• Work to complete
Find and copy each line of the records where the string "settings" shows up.

• Records shown

=== Begin Enclosure ===

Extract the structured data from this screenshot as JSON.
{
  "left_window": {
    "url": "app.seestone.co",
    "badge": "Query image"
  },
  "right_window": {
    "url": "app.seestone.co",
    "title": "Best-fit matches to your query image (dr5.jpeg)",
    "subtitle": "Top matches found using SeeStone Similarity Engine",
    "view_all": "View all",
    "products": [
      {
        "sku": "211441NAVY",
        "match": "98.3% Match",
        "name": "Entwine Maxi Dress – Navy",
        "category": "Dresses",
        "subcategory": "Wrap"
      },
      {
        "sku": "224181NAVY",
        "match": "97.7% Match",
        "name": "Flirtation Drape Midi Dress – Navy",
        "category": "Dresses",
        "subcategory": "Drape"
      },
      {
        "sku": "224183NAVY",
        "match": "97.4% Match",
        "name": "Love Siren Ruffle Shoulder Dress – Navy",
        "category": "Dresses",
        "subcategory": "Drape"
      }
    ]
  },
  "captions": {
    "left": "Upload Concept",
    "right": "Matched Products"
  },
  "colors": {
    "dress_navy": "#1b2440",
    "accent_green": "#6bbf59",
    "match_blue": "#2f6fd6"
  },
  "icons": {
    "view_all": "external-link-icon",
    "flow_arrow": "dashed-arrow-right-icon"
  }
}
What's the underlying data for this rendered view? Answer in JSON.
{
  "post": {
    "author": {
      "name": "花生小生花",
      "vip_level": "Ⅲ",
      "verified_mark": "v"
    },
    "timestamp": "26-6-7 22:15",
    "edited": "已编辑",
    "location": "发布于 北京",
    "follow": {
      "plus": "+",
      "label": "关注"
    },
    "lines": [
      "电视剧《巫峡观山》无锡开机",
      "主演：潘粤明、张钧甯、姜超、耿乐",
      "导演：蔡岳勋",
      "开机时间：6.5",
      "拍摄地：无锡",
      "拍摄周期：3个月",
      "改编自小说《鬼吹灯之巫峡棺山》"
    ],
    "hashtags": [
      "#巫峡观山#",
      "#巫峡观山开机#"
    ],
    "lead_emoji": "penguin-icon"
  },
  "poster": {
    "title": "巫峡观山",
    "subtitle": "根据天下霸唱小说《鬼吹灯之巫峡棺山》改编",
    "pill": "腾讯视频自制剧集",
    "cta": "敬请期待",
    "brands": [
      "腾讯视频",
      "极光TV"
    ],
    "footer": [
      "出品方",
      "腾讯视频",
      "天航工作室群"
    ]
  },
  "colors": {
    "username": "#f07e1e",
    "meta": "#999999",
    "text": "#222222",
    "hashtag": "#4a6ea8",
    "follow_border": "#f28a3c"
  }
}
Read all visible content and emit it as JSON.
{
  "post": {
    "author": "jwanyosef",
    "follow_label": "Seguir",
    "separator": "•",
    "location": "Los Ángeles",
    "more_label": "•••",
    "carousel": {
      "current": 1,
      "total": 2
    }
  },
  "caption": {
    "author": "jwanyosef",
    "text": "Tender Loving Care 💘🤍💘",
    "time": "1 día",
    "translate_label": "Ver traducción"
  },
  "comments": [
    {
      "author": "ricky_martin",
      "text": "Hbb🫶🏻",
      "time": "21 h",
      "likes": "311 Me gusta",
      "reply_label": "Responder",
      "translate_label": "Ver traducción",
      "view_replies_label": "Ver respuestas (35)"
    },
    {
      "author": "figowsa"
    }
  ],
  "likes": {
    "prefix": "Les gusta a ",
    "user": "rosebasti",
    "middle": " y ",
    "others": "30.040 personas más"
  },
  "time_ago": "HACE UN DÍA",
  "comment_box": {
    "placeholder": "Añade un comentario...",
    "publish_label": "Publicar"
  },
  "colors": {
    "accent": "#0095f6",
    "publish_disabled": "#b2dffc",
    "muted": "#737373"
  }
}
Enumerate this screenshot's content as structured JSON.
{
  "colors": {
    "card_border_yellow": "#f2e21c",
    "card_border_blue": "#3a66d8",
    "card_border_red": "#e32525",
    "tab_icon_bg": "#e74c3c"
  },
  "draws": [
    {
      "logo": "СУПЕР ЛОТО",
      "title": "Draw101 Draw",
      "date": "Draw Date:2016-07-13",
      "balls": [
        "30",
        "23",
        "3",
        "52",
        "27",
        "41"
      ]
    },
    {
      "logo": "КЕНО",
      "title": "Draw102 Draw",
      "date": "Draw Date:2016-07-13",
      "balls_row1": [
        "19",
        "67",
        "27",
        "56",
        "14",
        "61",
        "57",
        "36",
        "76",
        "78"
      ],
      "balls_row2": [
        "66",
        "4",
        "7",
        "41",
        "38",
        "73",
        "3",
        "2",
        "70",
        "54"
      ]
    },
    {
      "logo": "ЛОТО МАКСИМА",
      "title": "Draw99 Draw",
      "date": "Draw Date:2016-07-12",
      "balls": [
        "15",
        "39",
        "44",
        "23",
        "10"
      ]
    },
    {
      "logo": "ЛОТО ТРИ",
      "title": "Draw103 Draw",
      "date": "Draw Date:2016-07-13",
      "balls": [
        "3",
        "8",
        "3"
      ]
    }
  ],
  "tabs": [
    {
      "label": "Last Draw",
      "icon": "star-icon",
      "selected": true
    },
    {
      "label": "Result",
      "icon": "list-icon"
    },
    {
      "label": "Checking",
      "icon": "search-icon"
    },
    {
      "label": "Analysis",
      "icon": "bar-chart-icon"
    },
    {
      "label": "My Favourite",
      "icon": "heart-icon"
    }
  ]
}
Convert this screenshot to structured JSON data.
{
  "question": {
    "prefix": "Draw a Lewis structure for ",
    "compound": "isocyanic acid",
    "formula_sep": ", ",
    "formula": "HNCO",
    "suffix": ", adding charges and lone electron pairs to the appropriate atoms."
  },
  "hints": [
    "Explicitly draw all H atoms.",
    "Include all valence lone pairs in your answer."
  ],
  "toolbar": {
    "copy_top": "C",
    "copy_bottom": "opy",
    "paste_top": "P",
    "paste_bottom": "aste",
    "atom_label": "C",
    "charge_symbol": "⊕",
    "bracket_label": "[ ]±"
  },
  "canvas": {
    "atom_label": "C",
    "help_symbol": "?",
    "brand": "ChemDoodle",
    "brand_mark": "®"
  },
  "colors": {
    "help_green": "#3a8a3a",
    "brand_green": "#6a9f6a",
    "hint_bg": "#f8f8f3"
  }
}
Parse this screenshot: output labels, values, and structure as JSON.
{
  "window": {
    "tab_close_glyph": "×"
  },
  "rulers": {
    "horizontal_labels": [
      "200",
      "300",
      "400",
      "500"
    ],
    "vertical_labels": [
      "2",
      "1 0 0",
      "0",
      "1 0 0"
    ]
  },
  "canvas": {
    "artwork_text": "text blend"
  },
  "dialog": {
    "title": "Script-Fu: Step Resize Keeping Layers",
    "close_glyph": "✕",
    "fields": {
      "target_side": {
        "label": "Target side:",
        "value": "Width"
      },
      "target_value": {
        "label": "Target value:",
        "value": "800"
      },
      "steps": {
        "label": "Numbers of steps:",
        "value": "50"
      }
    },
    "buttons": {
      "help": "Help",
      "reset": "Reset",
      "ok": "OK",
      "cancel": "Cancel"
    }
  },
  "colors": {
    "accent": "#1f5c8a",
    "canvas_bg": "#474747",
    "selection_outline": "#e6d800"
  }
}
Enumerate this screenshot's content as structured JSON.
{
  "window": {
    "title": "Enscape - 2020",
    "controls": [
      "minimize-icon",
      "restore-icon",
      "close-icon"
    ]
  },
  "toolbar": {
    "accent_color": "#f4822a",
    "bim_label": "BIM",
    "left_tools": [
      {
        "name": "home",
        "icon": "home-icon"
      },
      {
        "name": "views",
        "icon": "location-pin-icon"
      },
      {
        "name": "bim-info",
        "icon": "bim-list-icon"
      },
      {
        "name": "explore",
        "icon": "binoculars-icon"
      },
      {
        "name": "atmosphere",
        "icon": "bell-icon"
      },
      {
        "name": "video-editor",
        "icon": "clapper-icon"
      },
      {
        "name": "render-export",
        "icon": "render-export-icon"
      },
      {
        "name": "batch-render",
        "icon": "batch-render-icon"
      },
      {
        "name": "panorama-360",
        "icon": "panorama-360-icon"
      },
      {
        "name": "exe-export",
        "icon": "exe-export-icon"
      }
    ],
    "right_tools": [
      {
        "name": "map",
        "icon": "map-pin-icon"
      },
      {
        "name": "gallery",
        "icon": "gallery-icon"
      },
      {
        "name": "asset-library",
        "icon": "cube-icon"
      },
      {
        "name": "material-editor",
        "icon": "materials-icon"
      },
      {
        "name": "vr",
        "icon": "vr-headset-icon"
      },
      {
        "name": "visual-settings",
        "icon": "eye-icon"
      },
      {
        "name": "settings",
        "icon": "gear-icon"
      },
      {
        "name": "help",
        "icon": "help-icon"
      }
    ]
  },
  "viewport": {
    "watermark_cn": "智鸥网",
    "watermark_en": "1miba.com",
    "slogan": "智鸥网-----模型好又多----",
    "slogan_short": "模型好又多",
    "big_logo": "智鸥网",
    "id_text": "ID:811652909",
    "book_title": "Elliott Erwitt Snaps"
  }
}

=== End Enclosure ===

• Reply
        "name": "visual-settings",
        "name": "settings",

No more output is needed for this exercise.